**Input data:**
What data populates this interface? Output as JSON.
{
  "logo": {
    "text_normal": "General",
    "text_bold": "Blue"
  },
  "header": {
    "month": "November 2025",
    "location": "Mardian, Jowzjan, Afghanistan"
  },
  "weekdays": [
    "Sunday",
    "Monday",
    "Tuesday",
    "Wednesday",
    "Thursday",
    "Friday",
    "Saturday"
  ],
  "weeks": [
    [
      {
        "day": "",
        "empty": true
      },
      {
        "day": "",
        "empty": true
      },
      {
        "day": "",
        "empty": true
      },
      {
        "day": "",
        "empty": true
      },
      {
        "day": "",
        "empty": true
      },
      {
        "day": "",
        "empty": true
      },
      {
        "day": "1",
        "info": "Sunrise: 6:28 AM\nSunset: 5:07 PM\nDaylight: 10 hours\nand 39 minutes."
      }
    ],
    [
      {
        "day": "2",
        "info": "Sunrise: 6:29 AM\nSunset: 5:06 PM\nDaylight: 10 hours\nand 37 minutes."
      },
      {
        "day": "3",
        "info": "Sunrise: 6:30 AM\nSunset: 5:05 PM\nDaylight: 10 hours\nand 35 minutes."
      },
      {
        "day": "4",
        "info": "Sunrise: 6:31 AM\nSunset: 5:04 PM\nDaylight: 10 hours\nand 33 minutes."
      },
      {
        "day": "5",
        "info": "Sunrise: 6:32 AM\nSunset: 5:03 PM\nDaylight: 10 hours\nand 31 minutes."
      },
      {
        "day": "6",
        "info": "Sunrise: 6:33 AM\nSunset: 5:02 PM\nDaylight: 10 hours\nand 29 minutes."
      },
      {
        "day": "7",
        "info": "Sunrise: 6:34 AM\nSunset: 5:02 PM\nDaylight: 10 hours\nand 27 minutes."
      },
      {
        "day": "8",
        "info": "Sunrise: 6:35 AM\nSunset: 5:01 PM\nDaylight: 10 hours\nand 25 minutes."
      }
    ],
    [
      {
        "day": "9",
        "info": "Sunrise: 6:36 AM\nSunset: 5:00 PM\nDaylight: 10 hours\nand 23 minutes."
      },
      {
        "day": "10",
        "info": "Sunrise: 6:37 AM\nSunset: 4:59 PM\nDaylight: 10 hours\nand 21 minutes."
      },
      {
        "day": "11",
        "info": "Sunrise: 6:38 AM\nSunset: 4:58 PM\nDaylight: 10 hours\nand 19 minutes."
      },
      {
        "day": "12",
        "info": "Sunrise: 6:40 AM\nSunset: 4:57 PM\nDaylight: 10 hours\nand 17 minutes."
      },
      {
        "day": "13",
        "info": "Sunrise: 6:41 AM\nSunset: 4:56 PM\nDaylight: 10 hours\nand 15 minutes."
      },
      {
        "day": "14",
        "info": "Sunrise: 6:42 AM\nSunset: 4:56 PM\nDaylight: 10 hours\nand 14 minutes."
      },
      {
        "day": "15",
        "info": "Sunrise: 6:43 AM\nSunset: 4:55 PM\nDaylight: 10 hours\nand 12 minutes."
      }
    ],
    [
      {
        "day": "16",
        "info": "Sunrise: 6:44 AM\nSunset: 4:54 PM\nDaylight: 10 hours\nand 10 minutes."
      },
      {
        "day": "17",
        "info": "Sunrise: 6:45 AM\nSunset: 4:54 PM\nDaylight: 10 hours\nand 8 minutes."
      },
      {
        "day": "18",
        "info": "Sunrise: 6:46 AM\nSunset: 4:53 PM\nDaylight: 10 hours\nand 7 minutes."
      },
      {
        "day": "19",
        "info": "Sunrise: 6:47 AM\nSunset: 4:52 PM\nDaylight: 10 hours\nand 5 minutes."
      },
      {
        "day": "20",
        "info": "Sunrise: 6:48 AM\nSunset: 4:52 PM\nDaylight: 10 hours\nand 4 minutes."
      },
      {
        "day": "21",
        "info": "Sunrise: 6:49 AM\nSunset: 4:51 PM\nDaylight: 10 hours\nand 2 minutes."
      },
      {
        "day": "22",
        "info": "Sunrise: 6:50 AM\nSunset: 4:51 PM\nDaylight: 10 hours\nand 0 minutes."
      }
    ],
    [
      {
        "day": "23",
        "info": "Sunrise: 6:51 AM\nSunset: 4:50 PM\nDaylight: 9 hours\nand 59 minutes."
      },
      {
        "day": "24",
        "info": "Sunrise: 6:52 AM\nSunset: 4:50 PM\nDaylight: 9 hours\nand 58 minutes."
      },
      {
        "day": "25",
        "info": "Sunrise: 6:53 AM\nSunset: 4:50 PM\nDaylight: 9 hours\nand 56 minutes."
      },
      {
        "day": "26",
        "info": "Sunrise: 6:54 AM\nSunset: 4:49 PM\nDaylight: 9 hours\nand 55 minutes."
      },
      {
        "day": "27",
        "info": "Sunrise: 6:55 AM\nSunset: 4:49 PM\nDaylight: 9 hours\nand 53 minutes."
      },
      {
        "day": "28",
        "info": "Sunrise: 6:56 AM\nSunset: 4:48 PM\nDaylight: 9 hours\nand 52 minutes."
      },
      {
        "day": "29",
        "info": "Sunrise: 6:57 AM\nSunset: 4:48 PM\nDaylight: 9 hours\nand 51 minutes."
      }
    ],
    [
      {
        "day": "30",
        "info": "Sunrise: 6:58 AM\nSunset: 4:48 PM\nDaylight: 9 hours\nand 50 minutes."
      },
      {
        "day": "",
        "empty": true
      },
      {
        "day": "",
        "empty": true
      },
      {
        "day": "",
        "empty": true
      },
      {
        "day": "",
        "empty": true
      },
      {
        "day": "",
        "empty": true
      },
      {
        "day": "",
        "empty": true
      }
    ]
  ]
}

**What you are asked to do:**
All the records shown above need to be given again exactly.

**Exercise output:**
What data populates this interface? Output as JSON.
{
  "logo": {
    "text_normal": "General",
    "text_bold": "Blue"
  },
  "header": {
    "month": "November 2025",
    "location": "Mardian, Jowzjan, Afghanistan"
  },
  "weekdays": [
    "Sunday",
    "Monday",
    "Tuesday",
    "Wednesday",
    "Thursday",
    "Friday",
    "Saturday"
  ],
  "weeks": [
    [
      {
        "day": "",
        "empty": true
      },
      {
        "day": "",
        "empty": true
      },
      {
        "day": "",
        "empty": true
      },
      {
        "day": "",
        "empty": true
      },
      {
        "day": "",
        "empty": true
      },
      {
        "day": "",
        "empty": true
      },
      {
        "day": "1",
        "info": "Sunrise: 6:28 AM\nSunset: 5:07 PM\nDaylight: 10 hours\nand 39 minutes."
      }
    ],
    [
      {
        "day": "2",
        "info": "Sunrise: 6:29 AM\nSunset: 5:06 PM\nDaylight: 10 hours\nand 37 minutes."
      },
      {
        "day": "3",
        "info": "Sunrise: 6:30 AM\nSunset: 5:05 PM\nDaylight: 10 hours\nand 35 minutes."
      },
      {
        "day": "4",
        "info": "Sunrise: 6:31 AM\nSunset: 5:04 PM\nDaylight: 10 hours\nand 33 minutes."
      },
      {
        "day": "5",
        "info": "Sunrise: 6:32 AM\nSunset: 5:03 PM\nDaylight: 10 hours\nand 31 minutes."
      },
      {
        "day": "6",
        "info": "Sunrise: 6:33 AM\nSunset: 5:02 PM\nDaylight: 10 hours\nand 29 minutes."
      },
      {
        "day": "7",
        "info": "Sunrise: 6:34 AM\nSunset: 5:02 PM\nDaylight: 10 hours\nand 27 minutes."
      },
      {
        "day": "8",
        "info": "Sunrise: 6:35 AM\nSunset: 5:01 PM\nDaylight: 10 hours\nand 25 minutes."
      }
    ],
    [
      {
        "day": "9",
        "info": "Sunrise: 6:36 AM\nSunset: 5:00 PM\nDaylight: 10 hours\nand 23 minutes."
      },
      {
        "day": "10",
        "info": "Sunrise: 6:37 AM\nSunset: 4:59 PM\nDaylight: 10 hours\nand 21 minutes."
      },
      {
        "day": "11",
        "info": "Sunrise: 6:38 AM\nSunset: 4:58 PM\nDaylight: 10 hours\nand 19 minutes."
      },
      {
        "day": "12",
        "info": "Sunrise: 6:40 AM\nSunset: 4:57 PM\nDaylight: 10 hours\nand 17 minutes."
      },
      {
        "day": "13",
        "info": "Sunrise: 6:41 AM\nSunset: 4:56 PM\nDaylight: 10 hours\nand 15 minutes."
      },
      {
        "day": "14",
        "info": "Sunrise: 6:42 AM\nSunset: 4:56 PM\nDaylight: 10 hours\nand 14 minutes."
      },
      {
        "day": "15",
        "info": "Sunrise: 6:43 AM\nSunset: 4:55 PM\nDaylight: 10 hours\nand 12 minutes."
      }
    ],
    [
      {
        "day": "16",
        "info": "Sunrise: 6:44 AM\nSunset: 4:54 PM\nDaylight: 10 hours\nand 10 minutes."
      },
      {
        "day": "17",
        "info": "Sunrise: 6:45 AM\nSunset: 4:54 PM\nDaylight: 10 hours\nand 8 minutes."
      },
      {
        "day": "18",
        "info": "Sunrise: 6:46 AM\nSunset: 4:53 PM\nDaylight: 10 hours\nand 7 minutes."
      },
      {
        "day": "19",
        "info": "Sunrise: 6:47 AM\nSunset: 4:52 PM\nDaylight: 10 hours\nand 5 minutes."
      },
      {
        "day": "20",
        "info": "Sunrise: 6:48 AM\nSunset: 4:52 PM\nDaylight: 10 hours\nand 4 minutes."
      },
      {
        "day": "21",
        "info": "Sunrise: 6:49 AM\nSunset: 4:51 PM\nDaylight: 10 hours\nand 2 minutes."
      },
      {
        "day": "22",
        "info": "Sunrise: 6:50 AM\nSunset: 4:51 PM\nDaylight: 10 hours\nand 0 minutes."
      }
    ],
    [
      {
        "day": "23",
        "info": "Sunrise: 6:51 AM\nSunset: 4:50 PM\nDaylight: 9 hours\nand 59 minutes."
      },
      {
        "day": "24",
        "info": "Sunrise: 6:52 AM\nSunset: 4:50 PM\nDaylight: 9 hours\nand 58 minutes."
      },
      {
        "day": "25",
        "info": "Sunrise: 6:53 AM\nSunset: 4:50 PM\nDaylight: 9 hours\nand 56 minutes."
      },
      {
        "day": "26",
        "info": "Sunrise: 6:54 AM\nSunset: 4:49 PM\nDaylight: 9 hours\nand 55 minutes."
      },
      {
        "day": "27",
        "info": "Sunrise: 6:55 AM\nSunset: 4:49 PM\nDaylight: 9 hours\nand 53 minutes."
      },
      {
        "day": "28",
        "info": "Sunrise: 6:56 AM\nSunset: 4:48 PM\nDaylight: 9 hours\nand 52 minutes."
      },
      {
        "day": "29",
        "info": "Sunrise: 6:57 AM\nSunset: 4:48 PM\nDaylight: 9 hours\nand 51 minutes."
      }
    ],
    [
      {
        "day": "30",
        "info": "Sunrise: 6:58 AM\nSunset: 4:48 PM\nDaylight: 9 hours\nand 50 minutes."
      },
      {
        "day": "",
        "empty": true
      },
      {
        "day": "",
        "empty": true
      },
      {
        "day": "",
        "empty": true
      },
      {
        "day": "",
        "empty": true
      },
      {
        "day": "",
        "empty": true
      },
      {
        "day": "",
        "empty": true
      }
    ]
  ]
}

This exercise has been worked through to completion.